People looking to recycle or sell mobile phones may have been forced to make an insurance claim in the past 12 months.
According to a study by uSwitch, more than one million mobile phone users have contacted their insurance providers having lost or damaged their handsets.
However, just 11 per cent of claims were made due to their phone being stolen, while 60 per cent were lodged due to an accidental breakage.
With lost phones only accounting for 20 per cent of claims, it appears that mobile owners are becoming increasingly accident prone when handling their gadgets.
Phones falling out of pockets were the main cause of damage, while more than 100,000 claims received in the past year have been due to the owner dropping their devices down the toilet.
Four per cent of all claims made were because phones had been run over, while 39,000 people put their gadgets in a washing machine.
Communications expert at uSwitch Ernest Doku believes the apparent clumsy nature of mobile phone users suggests that insurance remains a vital requirement for many.
"Mobile phones may be getting smarter but their owners aren't," he noted.
"Accidents can happen, but such is our dependence on our mobiles that replacing them can be a seriously inconvenient, not to mention costly, exercise."
However, despite these statistics, figures from uSwitch showed that less than a quarter of mobile phone users have taken out an insurance policy to protect their handsets.
This is the equivalent of 12.6 million mobile users, with 1.26 million making a claim in the past year.
A possible reason for the neglect of insurance is the added expense and sizeable excess fees attached to claims.
"It's likely that you'll have to pay an excess when you make a claim, and you may find that your premium goes up the following year," Mr Doku added.
Recent information released by GfK Retail and Technology suggested that more people are looking to buy new mobile phones online.
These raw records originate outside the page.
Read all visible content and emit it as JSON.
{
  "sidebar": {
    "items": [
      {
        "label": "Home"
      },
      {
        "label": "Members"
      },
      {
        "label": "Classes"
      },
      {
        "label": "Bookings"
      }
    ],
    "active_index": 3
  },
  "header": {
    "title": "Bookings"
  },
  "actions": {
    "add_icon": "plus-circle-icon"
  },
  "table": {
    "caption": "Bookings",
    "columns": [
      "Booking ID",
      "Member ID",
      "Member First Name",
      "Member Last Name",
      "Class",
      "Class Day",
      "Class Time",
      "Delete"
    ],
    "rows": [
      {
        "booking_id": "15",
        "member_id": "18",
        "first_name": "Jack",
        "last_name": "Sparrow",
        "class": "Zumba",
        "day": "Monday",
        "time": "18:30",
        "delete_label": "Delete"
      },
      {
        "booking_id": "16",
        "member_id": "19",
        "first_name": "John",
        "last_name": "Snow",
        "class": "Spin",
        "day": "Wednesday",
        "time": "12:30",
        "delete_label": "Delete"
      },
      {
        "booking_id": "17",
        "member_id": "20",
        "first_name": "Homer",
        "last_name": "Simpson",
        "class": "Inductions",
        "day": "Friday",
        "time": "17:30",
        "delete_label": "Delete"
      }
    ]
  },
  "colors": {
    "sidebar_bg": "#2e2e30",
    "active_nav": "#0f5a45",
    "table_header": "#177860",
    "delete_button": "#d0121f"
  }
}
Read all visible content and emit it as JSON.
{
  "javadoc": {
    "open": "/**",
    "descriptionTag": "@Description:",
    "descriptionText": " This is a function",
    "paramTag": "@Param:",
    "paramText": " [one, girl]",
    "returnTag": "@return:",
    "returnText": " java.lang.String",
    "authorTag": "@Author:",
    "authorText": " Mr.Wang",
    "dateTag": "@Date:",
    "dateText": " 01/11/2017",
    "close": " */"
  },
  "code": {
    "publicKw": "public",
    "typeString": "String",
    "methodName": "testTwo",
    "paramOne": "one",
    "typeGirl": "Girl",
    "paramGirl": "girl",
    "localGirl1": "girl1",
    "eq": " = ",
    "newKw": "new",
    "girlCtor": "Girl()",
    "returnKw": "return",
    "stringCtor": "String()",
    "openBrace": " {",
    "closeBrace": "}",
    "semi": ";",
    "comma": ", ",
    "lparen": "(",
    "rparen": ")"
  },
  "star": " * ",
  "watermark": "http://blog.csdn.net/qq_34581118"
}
The firm indicated that seven per cent of handsets sold between January and October 2010 were purchased by people using the internet.